§ **TASK BRIEF**:
Establish how many lines in the records below include the word "this"; respond with that number only.

____ DATA FOR PROCESSING

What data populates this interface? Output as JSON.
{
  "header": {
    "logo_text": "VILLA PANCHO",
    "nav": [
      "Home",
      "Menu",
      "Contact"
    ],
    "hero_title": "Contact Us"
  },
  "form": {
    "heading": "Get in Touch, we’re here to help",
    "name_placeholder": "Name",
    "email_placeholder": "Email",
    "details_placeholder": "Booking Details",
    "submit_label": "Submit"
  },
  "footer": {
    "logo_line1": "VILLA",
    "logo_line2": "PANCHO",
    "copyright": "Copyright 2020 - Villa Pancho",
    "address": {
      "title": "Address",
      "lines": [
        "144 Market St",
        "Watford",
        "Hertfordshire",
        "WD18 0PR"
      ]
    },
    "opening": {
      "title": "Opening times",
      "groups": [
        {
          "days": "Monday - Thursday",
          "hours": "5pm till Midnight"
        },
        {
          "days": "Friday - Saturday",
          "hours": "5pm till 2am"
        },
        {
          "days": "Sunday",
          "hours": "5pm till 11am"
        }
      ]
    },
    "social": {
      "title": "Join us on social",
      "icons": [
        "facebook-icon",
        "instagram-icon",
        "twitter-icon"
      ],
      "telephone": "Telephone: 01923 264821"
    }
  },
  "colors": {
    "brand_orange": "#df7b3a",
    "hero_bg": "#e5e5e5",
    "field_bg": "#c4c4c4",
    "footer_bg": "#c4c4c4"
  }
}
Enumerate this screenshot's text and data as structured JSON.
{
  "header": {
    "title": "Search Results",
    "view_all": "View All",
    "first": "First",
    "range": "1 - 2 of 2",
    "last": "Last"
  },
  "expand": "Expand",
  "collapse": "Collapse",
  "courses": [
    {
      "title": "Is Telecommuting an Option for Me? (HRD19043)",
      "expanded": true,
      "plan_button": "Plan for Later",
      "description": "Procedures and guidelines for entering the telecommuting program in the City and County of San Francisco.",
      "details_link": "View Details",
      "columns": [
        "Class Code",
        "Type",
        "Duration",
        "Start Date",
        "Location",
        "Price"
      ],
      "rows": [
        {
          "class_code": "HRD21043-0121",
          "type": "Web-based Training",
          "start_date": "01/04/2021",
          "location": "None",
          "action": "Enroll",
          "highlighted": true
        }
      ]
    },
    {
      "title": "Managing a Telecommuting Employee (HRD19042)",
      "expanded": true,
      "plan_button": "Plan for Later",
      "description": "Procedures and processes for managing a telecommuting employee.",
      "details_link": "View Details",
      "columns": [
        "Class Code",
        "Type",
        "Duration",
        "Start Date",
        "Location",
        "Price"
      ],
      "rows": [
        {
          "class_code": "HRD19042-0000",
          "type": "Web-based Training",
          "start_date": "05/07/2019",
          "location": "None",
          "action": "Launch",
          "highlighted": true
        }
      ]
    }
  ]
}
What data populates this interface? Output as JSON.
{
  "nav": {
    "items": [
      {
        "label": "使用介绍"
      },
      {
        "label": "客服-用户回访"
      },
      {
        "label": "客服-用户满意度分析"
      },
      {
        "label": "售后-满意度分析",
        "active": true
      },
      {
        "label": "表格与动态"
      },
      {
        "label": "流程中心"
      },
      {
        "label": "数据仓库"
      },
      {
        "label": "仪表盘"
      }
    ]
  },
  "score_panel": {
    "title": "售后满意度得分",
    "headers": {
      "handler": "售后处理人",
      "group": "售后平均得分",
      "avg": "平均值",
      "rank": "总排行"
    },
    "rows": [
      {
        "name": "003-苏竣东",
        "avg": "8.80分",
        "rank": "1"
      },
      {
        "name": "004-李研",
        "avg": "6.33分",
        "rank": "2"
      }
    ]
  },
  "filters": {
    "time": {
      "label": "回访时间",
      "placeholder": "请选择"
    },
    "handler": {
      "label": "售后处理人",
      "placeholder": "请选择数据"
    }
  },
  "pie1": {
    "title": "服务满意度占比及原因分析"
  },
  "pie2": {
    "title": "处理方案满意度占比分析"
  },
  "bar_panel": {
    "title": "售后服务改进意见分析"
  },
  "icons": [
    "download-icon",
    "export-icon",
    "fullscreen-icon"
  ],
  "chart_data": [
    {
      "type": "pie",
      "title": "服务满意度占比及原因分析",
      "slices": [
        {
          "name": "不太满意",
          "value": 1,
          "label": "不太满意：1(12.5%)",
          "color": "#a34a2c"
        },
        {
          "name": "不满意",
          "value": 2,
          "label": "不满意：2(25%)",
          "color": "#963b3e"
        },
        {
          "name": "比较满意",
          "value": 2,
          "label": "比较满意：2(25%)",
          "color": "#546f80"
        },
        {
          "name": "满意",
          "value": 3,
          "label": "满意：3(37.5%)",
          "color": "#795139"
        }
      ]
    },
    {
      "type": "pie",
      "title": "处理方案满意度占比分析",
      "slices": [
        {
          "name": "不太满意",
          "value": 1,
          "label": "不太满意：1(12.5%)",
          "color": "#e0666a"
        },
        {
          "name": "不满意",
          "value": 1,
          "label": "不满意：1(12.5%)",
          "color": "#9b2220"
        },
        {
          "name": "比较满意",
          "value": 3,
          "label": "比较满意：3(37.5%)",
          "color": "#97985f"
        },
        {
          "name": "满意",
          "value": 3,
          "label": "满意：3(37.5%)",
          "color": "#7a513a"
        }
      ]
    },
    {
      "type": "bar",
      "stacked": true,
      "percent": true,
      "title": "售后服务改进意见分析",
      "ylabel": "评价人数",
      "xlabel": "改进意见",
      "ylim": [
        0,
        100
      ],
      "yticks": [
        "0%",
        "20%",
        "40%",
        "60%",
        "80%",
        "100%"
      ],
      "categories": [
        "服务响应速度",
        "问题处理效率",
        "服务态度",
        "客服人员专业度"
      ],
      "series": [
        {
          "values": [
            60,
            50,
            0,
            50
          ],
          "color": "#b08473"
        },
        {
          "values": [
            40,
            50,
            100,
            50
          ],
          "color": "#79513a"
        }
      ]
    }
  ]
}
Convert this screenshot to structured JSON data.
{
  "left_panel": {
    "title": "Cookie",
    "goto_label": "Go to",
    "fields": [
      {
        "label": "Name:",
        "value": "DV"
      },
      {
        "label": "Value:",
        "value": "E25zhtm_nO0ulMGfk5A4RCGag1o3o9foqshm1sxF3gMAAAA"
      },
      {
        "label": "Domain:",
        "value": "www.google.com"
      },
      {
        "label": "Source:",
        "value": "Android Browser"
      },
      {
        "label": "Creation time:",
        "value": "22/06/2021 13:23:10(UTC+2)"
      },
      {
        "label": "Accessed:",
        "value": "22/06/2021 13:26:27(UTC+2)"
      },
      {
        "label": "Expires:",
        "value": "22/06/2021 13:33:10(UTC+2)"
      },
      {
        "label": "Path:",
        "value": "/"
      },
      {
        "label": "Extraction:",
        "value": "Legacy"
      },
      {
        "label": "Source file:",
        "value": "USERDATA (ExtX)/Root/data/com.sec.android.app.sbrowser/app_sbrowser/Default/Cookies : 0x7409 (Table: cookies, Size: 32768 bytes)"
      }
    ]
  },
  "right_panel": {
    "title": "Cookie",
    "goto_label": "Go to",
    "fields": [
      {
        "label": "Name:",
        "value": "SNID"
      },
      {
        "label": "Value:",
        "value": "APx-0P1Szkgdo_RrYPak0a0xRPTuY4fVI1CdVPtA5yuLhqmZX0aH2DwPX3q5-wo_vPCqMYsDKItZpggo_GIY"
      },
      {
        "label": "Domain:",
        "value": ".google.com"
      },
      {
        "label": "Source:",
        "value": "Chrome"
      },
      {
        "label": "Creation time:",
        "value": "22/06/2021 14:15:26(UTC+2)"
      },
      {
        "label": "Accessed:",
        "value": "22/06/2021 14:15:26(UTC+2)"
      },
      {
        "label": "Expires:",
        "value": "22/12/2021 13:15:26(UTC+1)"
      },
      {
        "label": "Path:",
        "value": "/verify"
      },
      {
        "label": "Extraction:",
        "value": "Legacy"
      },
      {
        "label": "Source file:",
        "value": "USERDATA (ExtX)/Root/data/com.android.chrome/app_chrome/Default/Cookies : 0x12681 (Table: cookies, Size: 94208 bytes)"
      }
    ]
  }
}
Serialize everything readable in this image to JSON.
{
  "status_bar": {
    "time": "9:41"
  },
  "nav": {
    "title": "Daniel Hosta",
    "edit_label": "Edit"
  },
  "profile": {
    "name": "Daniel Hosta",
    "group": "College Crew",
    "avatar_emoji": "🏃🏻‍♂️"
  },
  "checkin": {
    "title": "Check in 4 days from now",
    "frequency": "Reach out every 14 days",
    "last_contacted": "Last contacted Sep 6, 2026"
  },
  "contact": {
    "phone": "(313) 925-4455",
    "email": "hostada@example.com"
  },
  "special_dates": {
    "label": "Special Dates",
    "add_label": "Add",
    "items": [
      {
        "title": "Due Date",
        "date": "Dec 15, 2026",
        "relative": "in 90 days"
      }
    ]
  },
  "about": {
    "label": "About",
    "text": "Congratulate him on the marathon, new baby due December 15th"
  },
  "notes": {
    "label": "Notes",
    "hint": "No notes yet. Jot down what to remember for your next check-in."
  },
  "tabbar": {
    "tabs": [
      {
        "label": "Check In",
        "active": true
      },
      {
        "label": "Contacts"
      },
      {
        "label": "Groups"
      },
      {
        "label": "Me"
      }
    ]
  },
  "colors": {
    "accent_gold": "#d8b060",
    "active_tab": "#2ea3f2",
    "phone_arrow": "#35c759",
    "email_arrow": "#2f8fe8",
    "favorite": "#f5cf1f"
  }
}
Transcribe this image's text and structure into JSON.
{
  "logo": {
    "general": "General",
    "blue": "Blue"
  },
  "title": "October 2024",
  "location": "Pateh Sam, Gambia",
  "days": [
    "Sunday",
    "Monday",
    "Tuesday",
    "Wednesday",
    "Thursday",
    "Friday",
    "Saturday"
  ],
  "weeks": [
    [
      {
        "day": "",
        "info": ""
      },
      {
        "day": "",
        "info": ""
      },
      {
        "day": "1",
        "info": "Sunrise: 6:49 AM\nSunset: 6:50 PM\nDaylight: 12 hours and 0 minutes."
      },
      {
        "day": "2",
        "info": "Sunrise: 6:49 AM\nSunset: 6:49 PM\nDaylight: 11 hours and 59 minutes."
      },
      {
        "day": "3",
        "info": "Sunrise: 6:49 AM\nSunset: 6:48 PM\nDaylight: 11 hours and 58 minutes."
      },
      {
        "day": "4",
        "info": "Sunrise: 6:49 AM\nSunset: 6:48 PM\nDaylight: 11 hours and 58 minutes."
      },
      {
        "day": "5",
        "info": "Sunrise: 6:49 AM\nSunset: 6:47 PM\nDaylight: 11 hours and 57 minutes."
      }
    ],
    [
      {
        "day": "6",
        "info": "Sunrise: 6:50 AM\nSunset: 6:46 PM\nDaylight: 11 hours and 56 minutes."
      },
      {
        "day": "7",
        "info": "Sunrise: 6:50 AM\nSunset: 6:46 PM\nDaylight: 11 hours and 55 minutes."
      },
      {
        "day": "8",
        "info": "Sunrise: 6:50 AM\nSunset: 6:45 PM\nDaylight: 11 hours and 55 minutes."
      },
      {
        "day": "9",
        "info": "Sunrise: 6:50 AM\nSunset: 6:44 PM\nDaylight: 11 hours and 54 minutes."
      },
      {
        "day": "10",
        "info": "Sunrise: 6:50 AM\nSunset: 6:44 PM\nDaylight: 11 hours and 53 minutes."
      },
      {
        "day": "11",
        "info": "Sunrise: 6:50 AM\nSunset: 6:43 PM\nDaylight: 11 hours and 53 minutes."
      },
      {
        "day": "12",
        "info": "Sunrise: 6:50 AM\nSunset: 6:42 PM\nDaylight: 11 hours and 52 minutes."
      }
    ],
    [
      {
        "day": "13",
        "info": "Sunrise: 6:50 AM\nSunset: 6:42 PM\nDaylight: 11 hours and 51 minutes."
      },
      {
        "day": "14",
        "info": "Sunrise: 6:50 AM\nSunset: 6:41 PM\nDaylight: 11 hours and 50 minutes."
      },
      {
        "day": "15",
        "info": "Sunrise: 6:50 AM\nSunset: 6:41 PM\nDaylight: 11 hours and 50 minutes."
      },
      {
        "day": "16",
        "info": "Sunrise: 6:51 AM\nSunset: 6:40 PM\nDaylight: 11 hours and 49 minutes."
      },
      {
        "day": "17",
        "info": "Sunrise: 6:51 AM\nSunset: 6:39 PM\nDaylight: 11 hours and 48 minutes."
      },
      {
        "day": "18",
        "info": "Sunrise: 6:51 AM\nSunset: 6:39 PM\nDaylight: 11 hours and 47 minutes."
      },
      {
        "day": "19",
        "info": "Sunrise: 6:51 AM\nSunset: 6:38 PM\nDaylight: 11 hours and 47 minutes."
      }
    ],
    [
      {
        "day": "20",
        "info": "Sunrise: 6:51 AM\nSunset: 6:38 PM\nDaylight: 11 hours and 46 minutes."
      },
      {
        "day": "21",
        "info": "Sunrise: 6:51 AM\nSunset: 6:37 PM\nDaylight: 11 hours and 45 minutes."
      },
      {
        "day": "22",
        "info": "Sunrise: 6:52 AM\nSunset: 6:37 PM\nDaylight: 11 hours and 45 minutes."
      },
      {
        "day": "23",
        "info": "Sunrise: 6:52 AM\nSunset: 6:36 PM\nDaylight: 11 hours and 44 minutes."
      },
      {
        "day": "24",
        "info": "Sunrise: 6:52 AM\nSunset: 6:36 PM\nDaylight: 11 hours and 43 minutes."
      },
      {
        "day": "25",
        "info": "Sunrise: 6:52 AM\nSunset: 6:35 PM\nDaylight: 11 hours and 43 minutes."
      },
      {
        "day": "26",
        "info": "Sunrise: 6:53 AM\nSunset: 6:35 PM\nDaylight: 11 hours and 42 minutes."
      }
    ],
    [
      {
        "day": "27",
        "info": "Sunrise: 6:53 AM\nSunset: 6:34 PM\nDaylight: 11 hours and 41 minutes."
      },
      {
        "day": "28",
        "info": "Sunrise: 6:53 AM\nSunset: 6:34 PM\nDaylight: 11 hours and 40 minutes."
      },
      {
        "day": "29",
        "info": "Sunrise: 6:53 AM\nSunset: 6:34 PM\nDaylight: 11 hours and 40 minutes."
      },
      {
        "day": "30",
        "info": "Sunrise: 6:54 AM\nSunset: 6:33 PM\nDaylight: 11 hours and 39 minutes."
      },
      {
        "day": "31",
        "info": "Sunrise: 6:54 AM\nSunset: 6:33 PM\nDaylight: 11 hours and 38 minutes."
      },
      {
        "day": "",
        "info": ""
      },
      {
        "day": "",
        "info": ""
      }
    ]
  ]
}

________

§ **TASK SOLUTION**:
6